**TASK REQUIREMENTS:** Wherever the word "this" occurs in the lines below, copy the whole line.

**RECORD SET:**
============
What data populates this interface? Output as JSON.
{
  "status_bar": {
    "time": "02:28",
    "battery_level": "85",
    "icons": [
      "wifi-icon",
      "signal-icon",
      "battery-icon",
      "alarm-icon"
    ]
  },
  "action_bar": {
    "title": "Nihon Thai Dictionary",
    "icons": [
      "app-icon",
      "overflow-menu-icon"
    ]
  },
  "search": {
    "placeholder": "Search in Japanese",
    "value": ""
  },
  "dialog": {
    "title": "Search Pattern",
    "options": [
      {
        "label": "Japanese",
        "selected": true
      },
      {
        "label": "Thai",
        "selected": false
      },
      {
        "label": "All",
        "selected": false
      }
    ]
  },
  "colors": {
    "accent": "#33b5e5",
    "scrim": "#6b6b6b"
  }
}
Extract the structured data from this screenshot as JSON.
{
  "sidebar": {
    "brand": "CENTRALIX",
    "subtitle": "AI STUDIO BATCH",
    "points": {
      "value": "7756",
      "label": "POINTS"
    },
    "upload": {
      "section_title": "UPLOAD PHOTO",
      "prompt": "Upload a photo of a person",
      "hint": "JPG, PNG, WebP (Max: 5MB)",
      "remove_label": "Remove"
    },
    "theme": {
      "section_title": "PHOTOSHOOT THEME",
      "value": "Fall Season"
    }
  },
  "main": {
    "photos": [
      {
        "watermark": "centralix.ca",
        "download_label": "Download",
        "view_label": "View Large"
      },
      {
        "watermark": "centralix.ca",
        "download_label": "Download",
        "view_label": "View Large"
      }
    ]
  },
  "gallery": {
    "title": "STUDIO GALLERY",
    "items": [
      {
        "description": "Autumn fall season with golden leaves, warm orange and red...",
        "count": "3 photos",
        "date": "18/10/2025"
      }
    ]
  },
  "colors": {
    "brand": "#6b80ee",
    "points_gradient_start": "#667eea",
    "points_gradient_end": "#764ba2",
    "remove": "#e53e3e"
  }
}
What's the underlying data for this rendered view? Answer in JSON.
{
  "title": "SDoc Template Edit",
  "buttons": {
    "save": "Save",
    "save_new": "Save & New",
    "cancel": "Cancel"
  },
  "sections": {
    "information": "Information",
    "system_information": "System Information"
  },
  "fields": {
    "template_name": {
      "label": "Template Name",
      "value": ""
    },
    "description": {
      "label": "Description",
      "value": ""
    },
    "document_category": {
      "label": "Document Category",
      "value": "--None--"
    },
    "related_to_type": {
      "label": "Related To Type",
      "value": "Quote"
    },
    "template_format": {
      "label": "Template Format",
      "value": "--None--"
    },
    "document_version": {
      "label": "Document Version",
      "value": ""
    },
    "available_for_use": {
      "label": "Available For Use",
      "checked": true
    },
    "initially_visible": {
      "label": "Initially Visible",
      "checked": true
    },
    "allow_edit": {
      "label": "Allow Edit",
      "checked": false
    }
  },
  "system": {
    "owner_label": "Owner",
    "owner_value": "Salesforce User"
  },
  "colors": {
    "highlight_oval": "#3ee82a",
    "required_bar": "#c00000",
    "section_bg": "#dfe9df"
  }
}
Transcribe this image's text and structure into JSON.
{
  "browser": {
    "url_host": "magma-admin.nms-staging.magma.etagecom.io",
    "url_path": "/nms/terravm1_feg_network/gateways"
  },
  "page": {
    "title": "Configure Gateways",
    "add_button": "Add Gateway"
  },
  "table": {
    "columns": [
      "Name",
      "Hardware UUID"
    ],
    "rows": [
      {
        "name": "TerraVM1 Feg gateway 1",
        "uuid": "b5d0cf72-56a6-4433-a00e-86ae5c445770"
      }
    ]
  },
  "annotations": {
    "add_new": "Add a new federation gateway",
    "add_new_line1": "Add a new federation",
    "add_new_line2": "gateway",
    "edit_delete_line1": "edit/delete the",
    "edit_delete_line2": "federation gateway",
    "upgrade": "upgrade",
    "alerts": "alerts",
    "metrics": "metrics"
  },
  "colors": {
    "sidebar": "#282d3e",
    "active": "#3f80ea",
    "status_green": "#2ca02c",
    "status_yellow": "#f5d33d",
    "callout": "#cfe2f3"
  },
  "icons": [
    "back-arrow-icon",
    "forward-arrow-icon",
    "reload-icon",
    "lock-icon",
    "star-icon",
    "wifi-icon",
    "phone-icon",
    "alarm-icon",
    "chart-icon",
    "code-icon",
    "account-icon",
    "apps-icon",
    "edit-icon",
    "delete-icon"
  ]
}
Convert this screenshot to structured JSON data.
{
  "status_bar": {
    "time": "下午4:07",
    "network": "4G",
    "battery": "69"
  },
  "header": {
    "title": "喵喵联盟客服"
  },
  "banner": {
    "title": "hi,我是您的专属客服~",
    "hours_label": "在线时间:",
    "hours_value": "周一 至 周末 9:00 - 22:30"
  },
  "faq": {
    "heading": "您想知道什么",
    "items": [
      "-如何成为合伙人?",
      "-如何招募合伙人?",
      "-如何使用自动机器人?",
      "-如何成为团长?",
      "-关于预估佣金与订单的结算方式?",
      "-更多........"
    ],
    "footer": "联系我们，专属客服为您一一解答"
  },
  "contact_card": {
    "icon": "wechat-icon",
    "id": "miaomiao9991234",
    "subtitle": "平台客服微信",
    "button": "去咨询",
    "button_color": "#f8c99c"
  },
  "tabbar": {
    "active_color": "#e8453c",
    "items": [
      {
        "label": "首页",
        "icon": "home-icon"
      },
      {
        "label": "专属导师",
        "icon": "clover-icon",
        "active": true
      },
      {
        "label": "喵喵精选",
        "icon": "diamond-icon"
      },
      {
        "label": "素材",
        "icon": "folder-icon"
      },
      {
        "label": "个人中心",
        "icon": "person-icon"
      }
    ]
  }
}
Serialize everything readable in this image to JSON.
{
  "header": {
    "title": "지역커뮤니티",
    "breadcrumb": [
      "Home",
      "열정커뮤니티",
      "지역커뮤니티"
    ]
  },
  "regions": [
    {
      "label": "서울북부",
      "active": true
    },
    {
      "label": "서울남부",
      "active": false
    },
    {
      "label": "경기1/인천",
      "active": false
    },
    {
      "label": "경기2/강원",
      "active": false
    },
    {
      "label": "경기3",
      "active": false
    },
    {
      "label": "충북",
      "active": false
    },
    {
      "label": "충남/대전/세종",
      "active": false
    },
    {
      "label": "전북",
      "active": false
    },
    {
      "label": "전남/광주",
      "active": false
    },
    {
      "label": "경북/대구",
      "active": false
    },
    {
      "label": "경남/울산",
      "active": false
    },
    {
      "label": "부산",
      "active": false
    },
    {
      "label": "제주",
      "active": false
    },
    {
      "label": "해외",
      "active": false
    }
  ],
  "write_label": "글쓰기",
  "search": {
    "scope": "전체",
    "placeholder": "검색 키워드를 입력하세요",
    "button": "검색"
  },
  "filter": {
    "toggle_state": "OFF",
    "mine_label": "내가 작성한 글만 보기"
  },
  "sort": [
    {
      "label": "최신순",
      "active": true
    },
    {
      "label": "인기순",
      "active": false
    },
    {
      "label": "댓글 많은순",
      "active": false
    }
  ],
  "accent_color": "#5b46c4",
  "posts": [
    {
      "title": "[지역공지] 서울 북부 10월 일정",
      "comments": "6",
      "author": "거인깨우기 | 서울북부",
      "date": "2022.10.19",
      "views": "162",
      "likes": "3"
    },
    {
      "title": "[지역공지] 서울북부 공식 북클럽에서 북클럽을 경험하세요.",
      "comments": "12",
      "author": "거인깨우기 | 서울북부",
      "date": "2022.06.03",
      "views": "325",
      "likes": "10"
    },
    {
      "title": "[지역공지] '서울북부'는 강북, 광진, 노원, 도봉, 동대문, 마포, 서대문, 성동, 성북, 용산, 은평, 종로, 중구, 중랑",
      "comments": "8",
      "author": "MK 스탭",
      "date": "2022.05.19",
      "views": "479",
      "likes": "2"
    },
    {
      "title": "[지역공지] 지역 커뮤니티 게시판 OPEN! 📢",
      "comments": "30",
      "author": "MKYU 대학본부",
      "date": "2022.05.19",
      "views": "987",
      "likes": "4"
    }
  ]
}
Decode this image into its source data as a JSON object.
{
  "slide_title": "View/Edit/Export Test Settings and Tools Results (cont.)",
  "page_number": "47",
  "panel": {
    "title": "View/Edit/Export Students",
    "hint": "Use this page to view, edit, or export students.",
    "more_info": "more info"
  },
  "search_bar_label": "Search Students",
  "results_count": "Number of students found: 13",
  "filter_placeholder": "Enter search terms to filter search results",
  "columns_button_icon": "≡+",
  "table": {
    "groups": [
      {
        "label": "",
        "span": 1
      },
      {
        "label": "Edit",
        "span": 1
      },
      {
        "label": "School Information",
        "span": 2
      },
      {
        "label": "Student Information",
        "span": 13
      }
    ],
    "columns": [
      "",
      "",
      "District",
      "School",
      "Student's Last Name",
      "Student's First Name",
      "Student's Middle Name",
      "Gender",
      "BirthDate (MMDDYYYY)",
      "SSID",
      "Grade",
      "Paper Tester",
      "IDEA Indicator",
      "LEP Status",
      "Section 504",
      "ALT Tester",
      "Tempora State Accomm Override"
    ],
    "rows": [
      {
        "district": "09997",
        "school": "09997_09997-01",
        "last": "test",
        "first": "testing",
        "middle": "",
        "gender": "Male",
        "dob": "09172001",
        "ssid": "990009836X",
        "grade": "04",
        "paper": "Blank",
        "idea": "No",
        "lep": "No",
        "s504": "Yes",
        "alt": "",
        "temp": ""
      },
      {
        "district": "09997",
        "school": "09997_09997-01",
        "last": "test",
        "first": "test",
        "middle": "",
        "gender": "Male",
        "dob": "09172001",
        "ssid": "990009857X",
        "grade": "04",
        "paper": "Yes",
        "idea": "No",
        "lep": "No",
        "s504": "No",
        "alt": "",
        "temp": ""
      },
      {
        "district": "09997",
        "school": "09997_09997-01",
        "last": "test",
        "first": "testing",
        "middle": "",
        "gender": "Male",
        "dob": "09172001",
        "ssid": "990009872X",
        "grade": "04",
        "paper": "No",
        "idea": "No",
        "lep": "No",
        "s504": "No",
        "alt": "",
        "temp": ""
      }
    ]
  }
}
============
**EXERCISE RESPONSE:**
What data populates this interface? Output as JSON.
Extract the structured data from this screenshot as JSON.
What's the underlying data for this rendered view? Answer in JSON.
Transcribe this image's text and structure into JSON.
Convert this screenshot to structured JSON data.
Serialize everything readable in this image to JSON.
Decode this image into its source data as a JSON object.
    "hint": "Use this page to view, edit, or export students.",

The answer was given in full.